REQUIREMENT: Locate the word "title" in the data below, then copy every line that holds it.

Saved data entries:
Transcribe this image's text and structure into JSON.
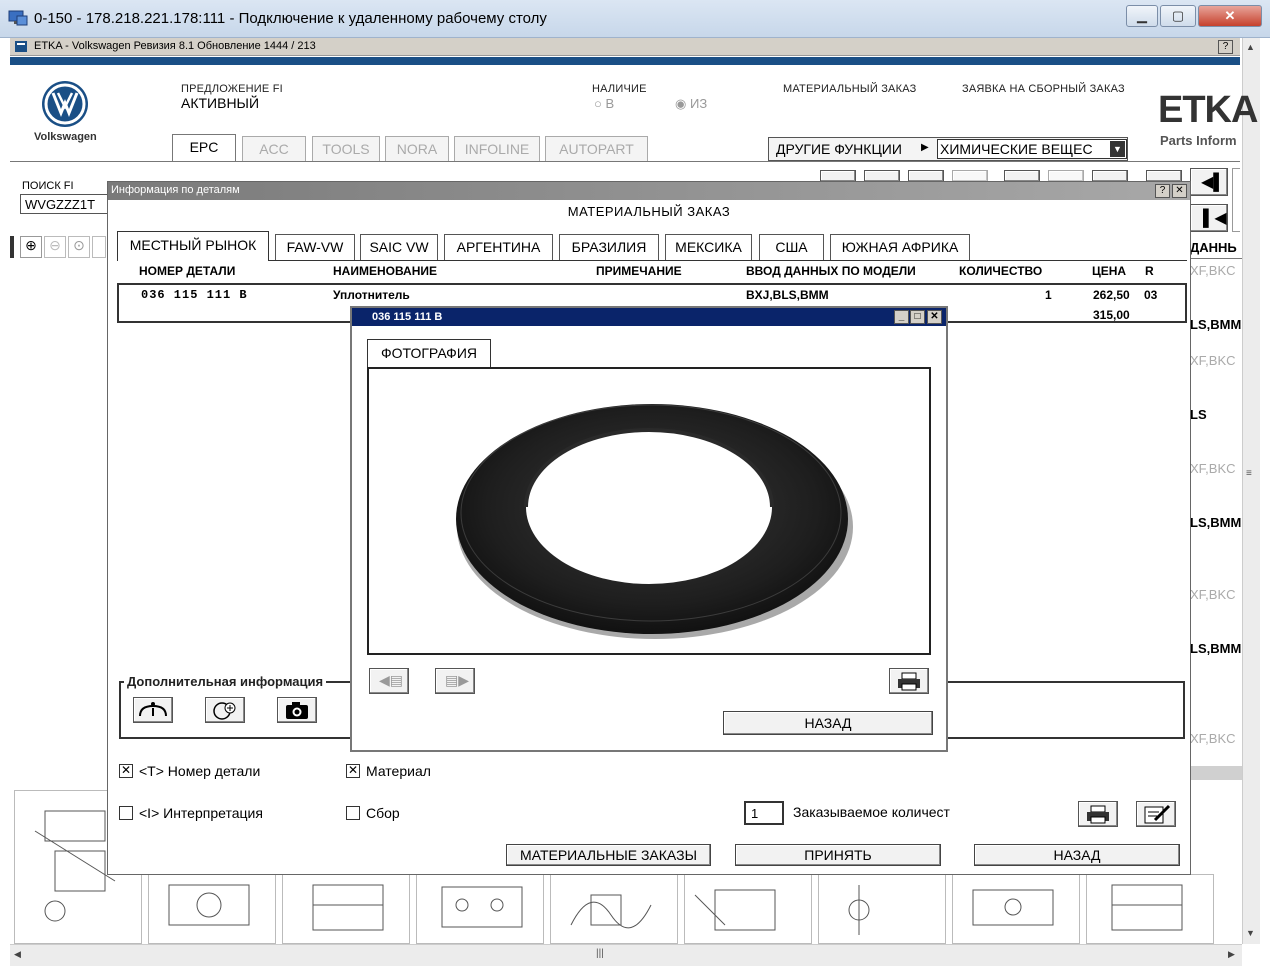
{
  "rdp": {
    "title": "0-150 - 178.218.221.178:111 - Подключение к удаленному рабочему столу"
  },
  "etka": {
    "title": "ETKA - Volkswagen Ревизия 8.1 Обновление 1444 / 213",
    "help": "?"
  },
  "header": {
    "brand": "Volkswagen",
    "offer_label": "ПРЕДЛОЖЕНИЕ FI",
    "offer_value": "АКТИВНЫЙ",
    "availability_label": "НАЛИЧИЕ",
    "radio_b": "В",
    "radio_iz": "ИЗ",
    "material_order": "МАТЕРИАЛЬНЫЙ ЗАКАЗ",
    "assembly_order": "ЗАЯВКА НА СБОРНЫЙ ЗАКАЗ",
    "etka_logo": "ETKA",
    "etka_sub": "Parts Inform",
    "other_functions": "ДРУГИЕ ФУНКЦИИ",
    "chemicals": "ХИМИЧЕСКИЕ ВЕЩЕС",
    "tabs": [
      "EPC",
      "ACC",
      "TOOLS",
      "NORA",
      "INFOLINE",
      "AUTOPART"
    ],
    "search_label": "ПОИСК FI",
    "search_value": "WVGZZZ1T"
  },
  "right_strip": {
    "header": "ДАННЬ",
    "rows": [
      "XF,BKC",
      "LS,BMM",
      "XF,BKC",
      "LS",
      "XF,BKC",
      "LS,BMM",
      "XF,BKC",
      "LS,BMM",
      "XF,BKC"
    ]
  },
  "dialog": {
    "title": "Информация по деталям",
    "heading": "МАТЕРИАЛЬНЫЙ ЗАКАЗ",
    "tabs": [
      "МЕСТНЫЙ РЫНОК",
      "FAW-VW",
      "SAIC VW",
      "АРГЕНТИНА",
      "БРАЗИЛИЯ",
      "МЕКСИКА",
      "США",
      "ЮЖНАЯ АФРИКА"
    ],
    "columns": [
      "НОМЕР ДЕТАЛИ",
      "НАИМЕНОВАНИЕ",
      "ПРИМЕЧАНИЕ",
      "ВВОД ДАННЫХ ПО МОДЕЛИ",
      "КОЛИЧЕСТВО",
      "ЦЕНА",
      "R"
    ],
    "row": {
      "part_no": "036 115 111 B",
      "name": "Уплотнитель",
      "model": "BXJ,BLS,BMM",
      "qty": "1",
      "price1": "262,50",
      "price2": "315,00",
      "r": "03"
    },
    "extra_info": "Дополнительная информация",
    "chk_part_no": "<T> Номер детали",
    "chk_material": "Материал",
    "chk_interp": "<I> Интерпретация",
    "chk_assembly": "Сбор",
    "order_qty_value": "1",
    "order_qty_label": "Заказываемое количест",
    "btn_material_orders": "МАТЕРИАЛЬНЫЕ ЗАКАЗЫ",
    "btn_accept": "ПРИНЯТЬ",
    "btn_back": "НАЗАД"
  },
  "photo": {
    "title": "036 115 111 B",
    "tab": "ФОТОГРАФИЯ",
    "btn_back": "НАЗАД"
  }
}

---

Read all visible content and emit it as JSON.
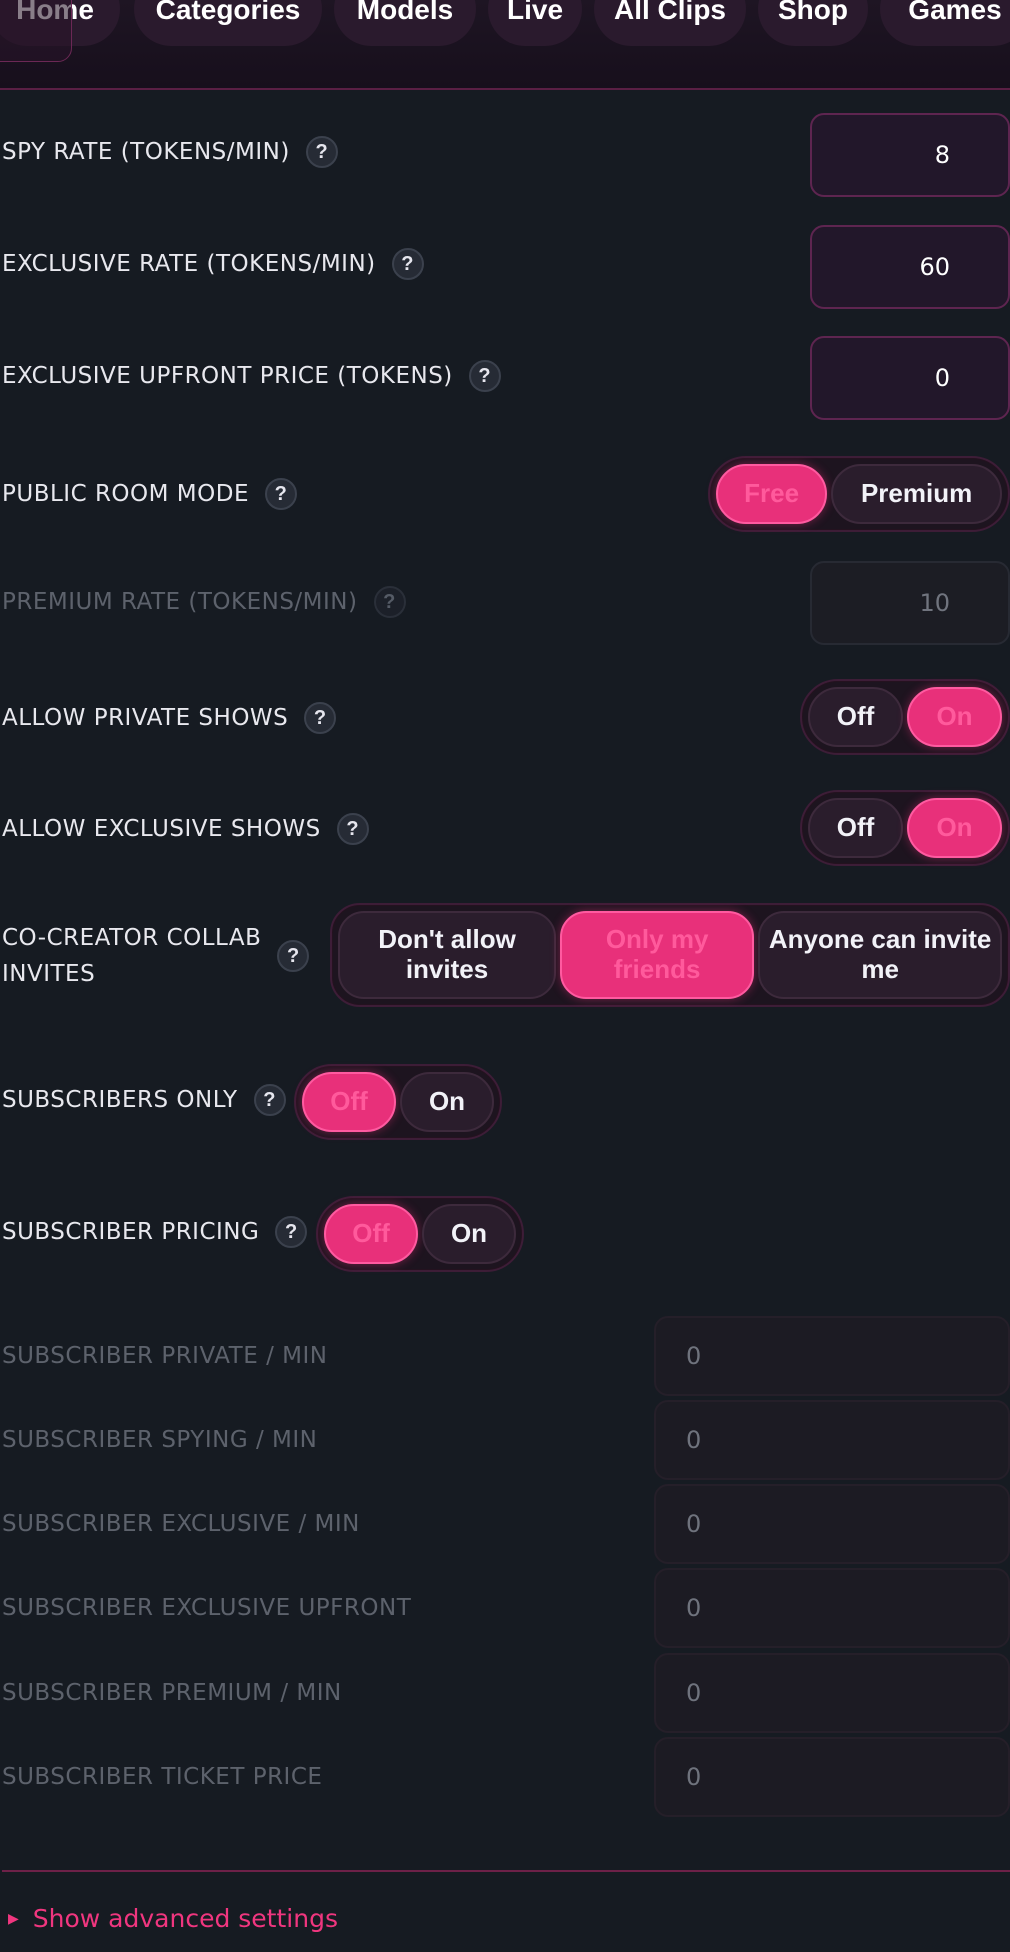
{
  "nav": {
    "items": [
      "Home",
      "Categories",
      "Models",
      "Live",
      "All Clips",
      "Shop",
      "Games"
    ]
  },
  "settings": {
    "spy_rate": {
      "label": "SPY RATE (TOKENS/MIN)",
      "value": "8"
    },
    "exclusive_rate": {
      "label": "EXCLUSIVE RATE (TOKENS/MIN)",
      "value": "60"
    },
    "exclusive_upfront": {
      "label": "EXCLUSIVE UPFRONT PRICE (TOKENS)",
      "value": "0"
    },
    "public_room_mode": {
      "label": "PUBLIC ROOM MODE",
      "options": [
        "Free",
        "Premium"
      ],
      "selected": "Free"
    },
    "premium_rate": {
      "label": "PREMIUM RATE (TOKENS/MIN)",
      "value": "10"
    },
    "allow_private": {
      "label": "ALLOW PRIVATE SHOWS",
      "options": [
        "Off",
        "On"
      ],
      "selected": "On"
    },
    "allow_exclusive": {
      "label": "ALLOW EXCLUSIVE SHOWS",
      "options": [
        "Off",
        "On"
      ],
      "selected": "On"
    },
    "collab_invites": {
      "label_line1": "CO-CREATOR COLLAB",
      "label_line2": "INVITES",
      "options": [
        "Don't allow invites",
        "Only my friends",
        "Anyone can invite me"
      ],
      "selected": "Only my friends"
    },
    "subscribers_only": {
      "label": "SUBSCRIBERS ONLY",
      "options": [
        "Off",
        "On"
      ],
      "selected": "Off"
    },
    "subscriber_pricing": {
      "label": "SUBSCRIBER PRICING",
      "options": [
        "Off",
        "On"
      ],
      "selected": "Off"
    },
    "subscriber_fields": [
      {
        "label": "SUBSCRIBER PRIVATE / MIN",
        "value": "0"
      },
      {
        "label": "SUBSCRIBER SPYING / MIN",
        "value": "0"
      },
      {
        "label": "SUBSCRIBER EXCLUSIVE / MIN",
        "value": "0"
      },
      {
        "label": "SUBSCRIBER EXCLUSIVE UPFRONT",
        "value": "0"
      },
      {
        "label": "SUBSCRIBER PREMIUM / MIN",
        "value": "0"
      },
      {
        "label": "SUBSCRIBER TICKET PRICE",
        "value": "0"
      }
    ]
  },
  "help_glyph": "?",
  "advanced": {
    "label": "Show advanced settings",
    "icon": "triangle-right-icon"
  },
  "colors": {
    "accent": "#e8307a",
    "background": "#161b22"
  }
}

EXERCISE RESPONSE:
    "title": "0-150 - 178.218.221.178:111 - Подключение к удаленному рабочему столу"
    "title": "ETKA - Volkswagen Ревизия 8.1 Обновление 1444 / 213",
    "title": "Информация по деталям",
    "title": "036 115 111 B",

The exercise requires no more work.